Rapid wood decay and nutrient mineralization in an old-growth bottomland hardwood forest
- 289 Downloads
Downed woody debris is an important component of the forest floor, responsible for long-term storage of nutrients in many ecosystems. In large floodplain forests of the southeastern United States, wood loads are relatively low, suggesting these landscapes may promote rapid decomposition and nutrient turnover rates. The goals of this study were to identify the major factors responsible for wood decomposition and associated nutrient dynamics in an old-growth floodplain forest at Congaree National Park, South Carolina (USA). In situ decomposition and nutrient dynamics were quantified for 700 days (April 2011–March 2013) using wood from a common overstory species, red maple (Acer rubrum L.). During the study period, regional drought conditions allowed red imported fire ant (RIFA, Solenopsis invicta Buren) colonization and infestation of the study wood after 183 days in the field. Carbon (C) content decreased throughout the study, indicating net mineralization was occurring year-round. Invertebrate activity contributed to extremely fast decomposition rates (mean k 0.650 ± 0.02 year−1) and wood turnover times (mean 4.79 ± 0.15 years). In contrast to C, wood nitrogen (N) and phosphorus (P) content increased following RIFA infestation, displaying net nutrient immobilization. The rapid turnover rates measured at CONG indicate that the C storage function of woody debris may be diminished, but availability of mineralized N and P may also have increased the importance of wood stocks to support forest net primary productivity.
KeywordsWood decomposition Old-growth forest Floodplain biogeochemistry
The authors are grateful for field and laboratory assistance provided by Robin Governo, Andrew Parsons, Robert Price, Lauren Behnke, Nate Click, Meg Bloodworth, Catherine Justice, Theresa Thom, Cliff Hupp, Ed Schenk, Frank Henning, and David Shelley. We also would like to thank Joey Shaw and Yucheng Feng who helped improve draft versions of this manuscript. Funding and support for this research was provided by the United States Geological Survey, the United States National Park Service, and the United States Department of Agriculture National Institute of Food and Agriculture under project number SC-1700424. Technical Contribution No. 6408 of the Clemson University Experiment Station.
- Adams CT (1986) Agricultural and medical impact of the imported fire ants. In: Lofgren CS, Vander Meer RK (eds) Fire ants and leaf-cutting ants, biology and management.

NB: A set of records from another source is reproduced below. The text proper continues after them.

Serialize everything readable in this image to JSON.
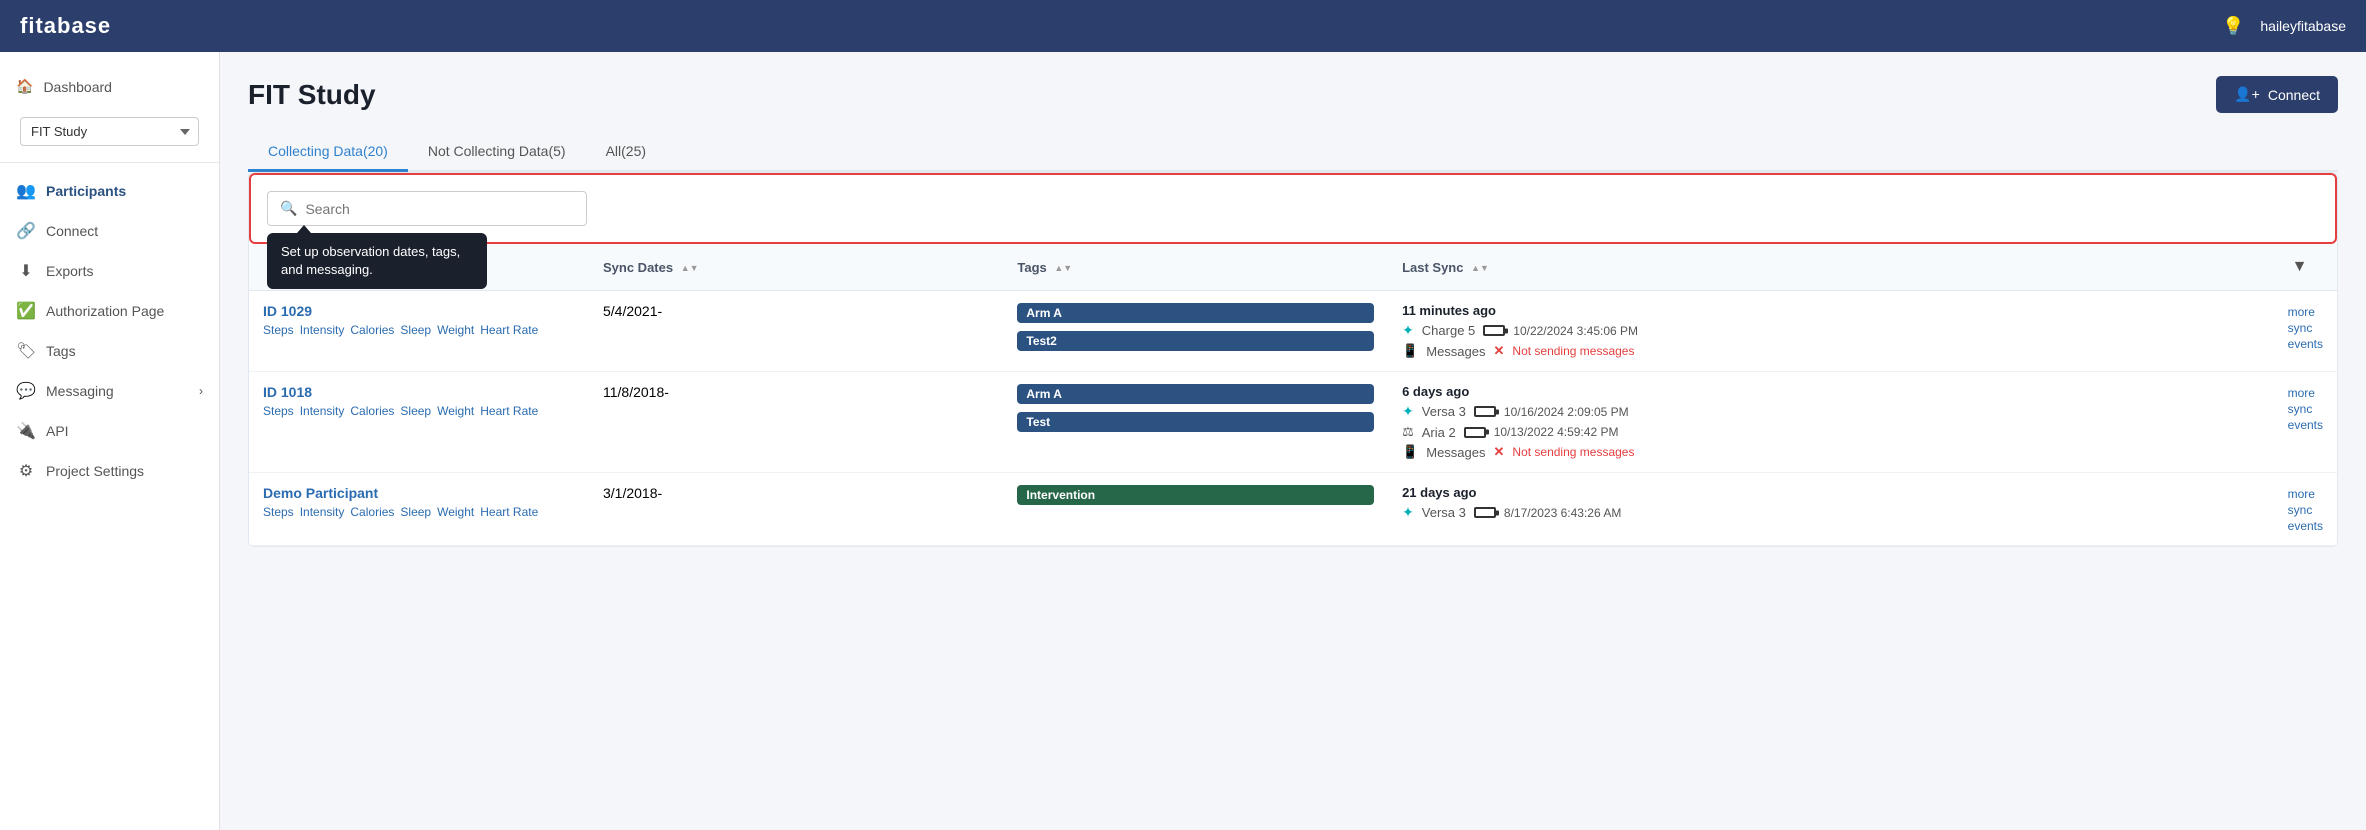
{
  "app": {
    "name": "fitabase",
    "user": "haileyfitabase"
  },
  "sidebar": {
    "dashboard_label": "Dashboard",
    "study_selector": "FIT Study",
    "nav_items": [
      {
        "id": "participants",
        "label": "Participants",
        "icon": "👥",
        "active": true
      },
      {
        "id": "connect",
        "label": "Connect",
        "icon": "🔗"
      },
      {
        "id": "exports",
        "label": "Exports",
        "icon": "⬇"
      },
      {
        "id": "authorization",
        "label": "Authorization Page",
        "icon": "✅"
      },
      {
        "id": "tags",
        "label": "Tags",
        "icon": "🏷"
      },
      {
        "id": "messaging",
        "label": "Messaging",
        "icon": "💬",
        "has_chevron": true
      },
      {
        "id": "api",
        "label": "API",
        "icon": "🔌"
      },
      {
        "id": "settings",
        "label": "Project Settings",
        "icon": "⚙"
      }
    ]
  },
  "page": {
    "title": "FIT Study",
    "connect_button": "Connect"
  },
  "tabs": [
    {
      "label": "Collecting Data(20)",
      "active": true
    },
    {
      "label": "Not Collecting Data(5)",
      "active": false
    },
    {
      "label": "All(25)",
      "active": false
    }
  ],
  "search": {
    "placeholder": "Search"
  },
  "tooltip": {
    "text": "Set up observation dates, tags, and messaging."
  },
  "table": {
    "columns": [
      {
        "label": "Sync Dates",
        "sortable": true
      },
      {
        "label": "Tags",
        "sortable": true
      },
      {
        "label": "Last Sync",
        "sortable": true
      }
    ],
    "participants": [
      {
        "id": "ID 1029",
        "data_types": [
          "Steps",
          "Intensity",
          "Calories",
          "Sleep",
          "Weight",
          "Heart Rate"
        ],
        "sync_dates": "5/4/2021-",
        "tags": [
          "Arm A",
          "Test2"
        ],
        "last_sync_label": "11 minutes ago",
        "devices": [
          {
            "icon": "fitbit",
            "name": "Charge 5",
            "battery": "green",
            "last_sync": "10/22/2024 3:45:06 PM"
          },
          {
            "icon": "phone",
            "name": "Messages",
            "status": "Not sending messages",
            "status_ok": false
          }
        ],
        "more_sync_link": "more sync events"
      },
      {
        "id": "ID 1018",
        "data_types": [
          "Steps",
          "Intensity",
          "Calories",
          "Sleep",
          "Weight",
          "Heart Rate"
        ],
        "sync_dates": "11/8/2018-",
        "tags": [
          "Arm A",
          "Test"
        ],
        "last_sync_label": "6 days ago",
        "devices": [
          {
            "icon": "fitbit",
            "name": "Versa 3",
            "battery": "green",
            "last_sync": "10/16/2024 2:09:05 PM"
          },
          {
            "icon": "scale",
            "name": "Aria 2",
            "battery": "orange",
            "last_sync": "10/13/2022 4:59:42 PM"
          },
          {
            "icon": "phone",
            "name": "Messages",
            "status": "Not sending messages",
            "status_ok": false
          }
        ],
        "more_sync_link": "more sync events"
      },
      {
        "id": "Demo Participant",
        "data_types": [
          "Steps",
          "Intensity",
          "Calories",
          "Sleep",
          "Weight",
          "Heart Rate"
        ],
        "sync_dates": "3/1/2018-",
        "tags": [
          "Intervention"
        ],
        "last_sync_label": "21 days ago",
        "devices": [
          {
            "icon": "fitbit",
            "name": "Versa 3",
            "battery": "yellow",
            "last_sync": "8/17/2023 6:43:26 AM"
          }
        ],
        "more_sync_link": "more sync events"
      }
    ]
  }
}
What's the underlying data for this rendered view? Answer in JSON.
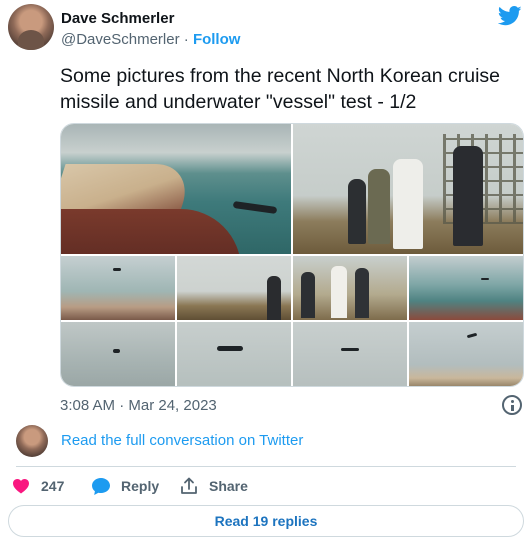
{
  "author": {
    "name": "Dave Schmerler",
    "handle": "@DaveSchmerler",
    "separator": "·",
    "follow_label": "Follow"
  },
  "tweet": {
    "text": "Some pictures from the recent North Korean cruise missile and underwater \"vessel\" test - 1/2",
    "timestamp": "3:08 AM · Mar 24, 2023"
  },
  "conversation_link": "Read the full conversation on Twitter",
  "actions": {
    "like_count": "247",
    "reply_label": "Reply",
    "share_label": "Share"
  },
  "replies_button": "Read 19 replies",
  "colors": {
    "brand": "#1d9bf0",
    "like": "#f91880",
    "muted": "#536471"
  },
  "icons": [
    "twitter-bird-icon",
    "info-icon",
    "heart-icon",
    "reply-bubble-icon",
    "share-icon"
  ]
}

Westview Press, Boulder, pp 48–57Google Scholar
- Currie WS, Yanai RD, Piatek KB, Prescott CE, Goodale CL (2002) Processes affecting carbon storage in the forest floor and in downed woody debris. In: Kimble JM et al (eds) The potential of U.S. forest soils to sequester carbon and mitigate the greenhouse effect. CRC Press, Boca Raton, pp 135–157Google Scholar
- Gee GW, Bauder JW (1986) Particle-size analysis. In: Klute A (ed) Methods of soil analysis Part 1, 2nd edn. ASA and SSSA, Madison, pp 383–411Google Scholar
- Jackson ML (1958) Soil chemical analysis. Prentice-Hall, Englewood CliffsGoogle Scholar
- Soil Survey Laboratory Staff (2004) Soil survey laboratory methods manual. Soil survey investigation report 42 version 4.0. Government Printing Office, Washington DCGoogle Scholar
- Soil Survey Staff (2013) Web soil survey: Soil data mart. NRCS, Washington DC. http://websoilsurvey.nrcs.usda.gov. Accessed 18 July 2013
- Van Soest PJ, Wine RH (1968) Determination of lignin and cellulose in acid detergent fiber with permanganate. J Assoc Off Anal Chem 51:780–785Google Scholar
- Woodall C, Williams MS (2005) Sampling protocol, estimation, and analysis procedures for down woody materials indicator of the FIA program. General technical report NC-256, North Central Research Station. USDA-Forest Service, St. PaulGoogle Scholar